Natural Growing Conditions
Anadenthera colubrina grows as a tree up to 20 metres in height. It is often found with knotty or thorny bark. Its leaves are of the mimosa type, a little like fern fronds. It has white to pale yellow spherical flowers, which form clusters and are covered in fine white hairs. The flat, burgandy-brown seeds are formed in pea-like pods, up to 35cm in length and containing anything up to 10 seeds each. It grows in open grassland throughout the Southern Andes. The climate is tropical to subtropical.
Growing from Seed
Fresh seeds germinate very easily, but seeds sold for entheogenic purposes are likely be too old and are unlikely to germinate. It is important to buy only seeds sold as ‘viable’ if you intend to grow this species.
The seeds should be pre-soaked in sterile water for 24 hours. Boil the water and leave to cool to room temperature before submerging the seeds. The seeds and seedlings are very prone to rot so it is best to germinate in a medium containing no organic matter. Sharp horticultural sand, perlite and vermiculite are all suitable. Ideally, these should be sterilised first too. It is also possible to germinate these seeds between damp tissue paper in zip-lock bags. It has also been suggested to me to germinate by submerging the seeds in fresh water and changing the water frequently until germination has occurred. Regardless of which technique is used, it is important that all water is sterile.

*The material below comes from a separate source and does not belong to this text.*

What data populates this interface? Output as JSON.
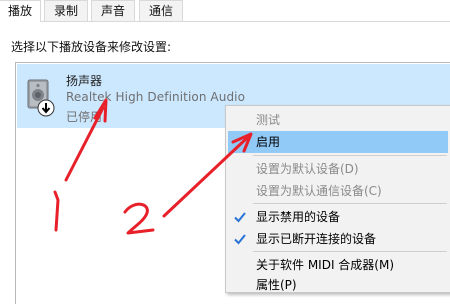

The seeds require a minimum temperature of 22°C to germinate, so a heated propagator, or other constant source of heat is essential. If you are using perlite/vermiculite/sand, plant the seeds in pots or seed trays about 1cm below the surface, and water lightly with a watering can or spray with a pump bottle. Make sure the growing medium is moist throughout, but not wet. Leave to stand for a while so any excess water can drain through the holes in the bottom. Then place the pots or trays in the propagator in a bright area away from direct sunlight. It is important that the pots/trays receive daily ventilation to prevent mould forming. You may need to water daily, or every few days, depending on the circumstances. Mould, and ‘Damping-Off’ fungus can be prevented (and cured) by watering with a half or quarter strength solution of Cheshunt Compound (this can be purchased in most garden centers). If you do not have access to Cheshunt Compound, sulphur, powdered chalk, or powdered limestone will help a little.
The seeds should germinate within a week, although this may take longer in some circumstances. Once the seedlings are showing through the soil, gradually acclimatize them to drier conditions, by providing progressively more ventilation. Water sparingly but regularly. Let the growing medium become almost dry between waterings, and stay alert for the appearance of mould, as this will kill seedlings very quickly. At the other extreme, you should ensure that the conditions are not too hot, as they will quickly wilt and die. I have lost several batches of these seedlings because of hasty removal from the propagator. Because the growing medium has no organic components, you should also start feeding with fertilizer. Begin by occasionally adding fertilizer to the water at 1/4 recommended strength, then 1/2 recommended strength, etc. Once the seedlings are big enough to handle safely, or are becoming overcrowded, they can be potted up individually.
Potting / Re-potting
For the first year they will grow slowly, and still require a free draining soil, such as 50% cactus compost, 50% perlite. Alternatively, ready-bagged bonsai compost would probably be suitable. In their second year re-pot in fresh compost. This time it can be very rich in organic components, but must still be fairly free draining. Something like 50% peat substitute, 25% coconut coir and 25% perlite, would probably be suitable. They should soon begin to grow more vigorously.
A 2cm layer of gravel or broken crocks (terracotta pots) in the base of the pot will provide extra drainage. Also, a 1cm layer of cactus top dressing or fish tank gravel on the surface will help to prevent the perlite from floating to the surface, cut down on excessive evaporation, prevent the soil compacting when watering from above, and it looks nice too.
Once they are established they will respond well to regular fertilizer feeds during the Summer months.
They like full, warm sun and a free draining soil. They will not tolerate being waterlogged, and they are likely to withstand only a light frost. These plants will die if subjected to sub-zero temperatures, particularly if wet. Mine seems really happy being left outdoors all Summer, but I bring it indoors through the worst of the Winter months, and I’ll continue to do so until it’s over 2m tall.